I make a discouraging prediction: academic achievement gaps between advantaged children and the various categories of disadvantaged children will grow in coming years, and education policy will be powerless to prevent this.
A recent Economic Policy Institute analysis suggests the impact of our stagnant employment rate on children’s welfare. Consider, for example, the unusually severe labor market adversity experienced by black families, and how this is likely to affect the black-white achievement gap that receives so much well-deserved attention in education policy.
— Although the national unemployment rate for whites is now 8 percent, for African-Americans it is 17 percent.
— Although the underemployment rate (including those who have given up looking for work, and those who have taken part time jobs because full time work is unavailable) for whites is now 13 percent, for African-Americans it is 25 percent.
— Although 8 percent of white children had an unemployed parent during an average month in 2010, 16 percent of African-American children had such a parent.
— Because African-American children are more likely to be in single parent homes than whites (67 percent vs. 24 percent), they are also more likely to have been in homes where no parent was working at some time during the past year.
Parental unemployment has a demonstrable impact on student achievement. When parents suffer unemployment, parents’ stress increases and they are more likely to discipline their children arbitrarily, leading to children themselves attending school in greater stress and less able to perform to the top of their ability.
When parents suffer unemployment, they are more likely to lose health insurance; their children are less likely to get routine and preventive health care, are more likely to suffer from untreated asthma, toothaches, and earaches, and uncorrected vision problems, all of which contribute to school absenteeism and less ability to perform in schools.
When parents suffer unemployment, they are more likely to lose their homes, or fall behind in rent, leading to more frequent moves and interrupted schooling for their children. When parents suffer unemployment, they are more likely to shift their youngest children from more expensive (and higher-quality) early childhood programs to less expensive (and lower-quality) programs.
Even children of employed parents are suffering from the weak labor market: 38 percent of families have suffered an erosion of wages, hours worked or benefits. Many have also lost health insurance in the last year. All of these adverse impacts of the recession disproportionately affect African-Americans, Hispanics and low-income families.
Even if the modest job creation policies now being advanced by President Obama were to be enacted, and unemployment were to fall somewhat, the accumulated effects of the economic crisis will permanently damage a generation of children. The first five are the most important years of a child’s development.
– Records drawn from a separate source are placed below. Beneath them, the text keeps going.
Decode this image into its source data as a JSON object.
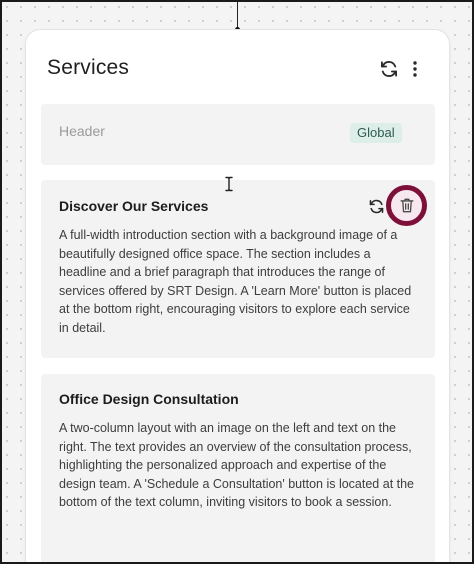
{
  "panel": {
    "title": "Services",
    "refresh_icon": "refresh-icon",
    "more_icon": "more-vertical-icon"
  },
  "header_card": {
    "label": "Header",
    "badge": "Global"
  },
  "sections": [
    {
      "title": "Discover Our Services",
      "description": "A full-width introduction section with a background image of a beautifully designed office space. The section includes a headline and a brief paragraph that introduces the range of services offered by SRT Design. A 'Learn More' button is placed at the bottom right, encouraging visitors to explore each service in detail.",
      "actions": [
        "refresh-icon",
        "trash-icon"
      ]
    },
    {
      "title": "Office Design Consultation",
      "description": "A two-column layout with an image on the left and text on the right. The text provides an overview of the consultation process, highlighting the personalized approach and expertise of the design team. A 'Schedule a Consultation' button is located at the bottom of the text column, inviting visitors to book a session."
    }
  ],
  "colors": {
    "highlight_ring": "#7e0f38",
    "badge_bg": "#ddeee9",
    "badge_text": "#2e5b52",
    "card_bg": "#f3f3f3"
  }
}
When parents are in economic crisis during their children’s infancy and early childhood, the damage to children’s healthy maturation permanently diminishes their future prospects. Today’s disparate experience of unemployment by parental group will be reflected not only in their young children’s relative school readiness, but in an achievement gap of high schoolers a decade hence and then in disparate adult earnings throughout their working careers.
Education policymakers devote great time and effort these days to a variety of school interventions – improving teacher quality, creating common standards, offering greater school choice. These may make a difference, but will be overwhelmed by the immediate and long-term consequences of our failure to attack unemployment with sufficient vigor. As a result, our achievement gaps will grow and whatever positive effect new school interventions may have will be swamped by the array of calamities accompanying persistent high unemployment – parental stress, housing instability, inadequate health care, and other impacts of reduced income on parental ability to nurture their children and deliver them to school ready to learn.